Why Animal Studies Now?
Kari Weil provides a critical introduction to the field of animal studies as well as an appreciation of its thrilling acts of destabilization. Examining real and imagined confrontations between human and nonhuman animals, she charts the presumed lines of difference between human beings and other species and the personal, ethical, and political implications of those boundaries.
Weil's considerations recast the work of such authors as Kafka, Mann, Woolf, and Coetzee, and such philosophers as Nietzsche, Heidegger, Derrida, Deleuze, Agamben, Cixous, and Hearne, while incorporating the aesthetic perspectives of such visual artists as Bill Viola, Frank Noelker, and Sam Taylor-Wood and the "visual thinking" of the autistic animal scientist Temple Grandin. She addresses theories of pet keeping and domestication; the importance of animal agency; the intersection of animal studies, disability studies, and ethics; and the role of gender, shame, love, and grief in shaping our attitudes toward animals. Exposing humanism's conception of the human as a biased illusion, and embracing posthumanism's acceptance of human and animal entanglement, Weil unseats the comfortable assumptions of humanist thought and its species-specific distinctions.

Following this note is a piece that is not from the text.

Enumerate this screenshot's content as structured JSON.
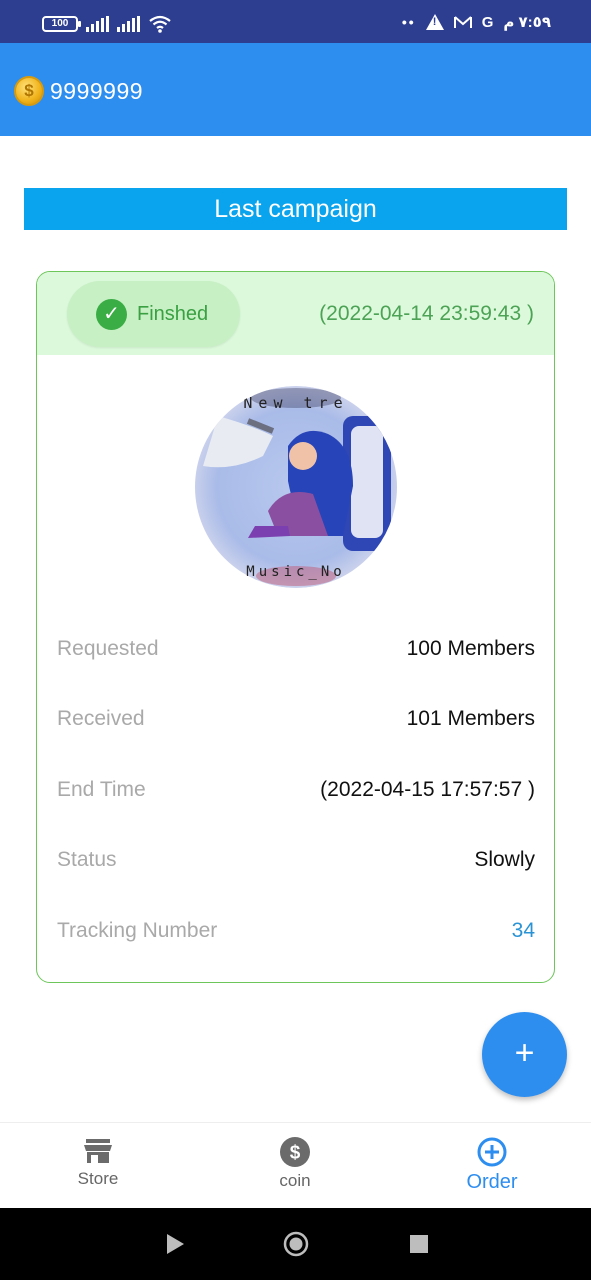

Weil maps the theoretical history of animal studies while also setting a course for future studies. She makes challenging theoretical arguments accessible and inviting. The framework of ethics also offers a framework for abstract discussion that should include even those without deep theoretical knowledge into the conversation.
Teresa Mangum, director, Obermann Center for Advanced Studies at the University of Iowa
From J.M. Coetzee and Bill Viola to Virginia Woolf and Sam Taylor-Wood, Kari Weil plumbs our thick entanglements with non-human animals as companions, as abjected others, as subjects of grief and mourning--those dense contact zones in which art and literature may well 'think' non-human animals better, or at least more patiently, than theory and philosophy. Anyone interested in love, life, and death across species will want to read this book.
Cary Wolfe, author of Animal Rites: American Culture, the Discourse of Species, and the Posthumanist Theory
Kari Weil's book is a deeply felt and keenly thought engagement with key philosophical questions animating the exploding scholarly world of 'animal studies.' In this graciously written and eminently approachable text, Weil has created a book that will stimulate seasoned scholars and beginning students alike to take up the twenty-first century challenge of taking animals seriously across all realms of academia. This book belongs on bookshelves, and syllabi for courses in philosophy, cultural studies, anthropology, literature, ecology, animal science, and biology. It takes a very good scholar indeed to make such 'challenging issues underpinning our moral, aesthetic, and philosophical relations with animals seem so compelling and clear without in the least simplifying them. Highly recommended.
Jane Desmond, author of Staging Tourism: Bodies on Display from Waikiki to Sea World
A lively and compelling introduction to essential debates shaping posthumanistic animal theory today. Whether through ordinary expressions of grief at the death of pets or by extreme fantasies of animal liberation through extinction, Weil argues, the problems of animal representation are proving increasingly difficult to separate from those of representing people. With original readings and nuanced translations, Thinking Animals emphasizes French poststructuralist and material feminist theory as pivotal to this so-called animal turn in the twenty-first century.
Providing an accessible overview and casting new eyes on familiar literature, Weil makes a significant contribution to animal studies and critical theory.... Recommended.
Preface: Thinking AnimalsAcknowledgmentsPart I: Why Animal Studies Now?1. A Report on the Animal Turn2. Seeing AnimalsPart II: Pet Tales3. Is a Pet an Animal? Domestication and Animal Agency4. Gendered Subjects/Abject Objects: Man(n)'s Best Friend 5. Dog Love/W(o)olf LovePart III: Grieving Animals6. A Proper Death7. Thinking and Unthinking Animal Death: Temple Grandin and J. M. CoetzeePart IV: Ethical Bêtises8. Animal Liberation or Shameless Freedom"And Toto Too": Animal Studies, Posthumanism, and OzNotesIndex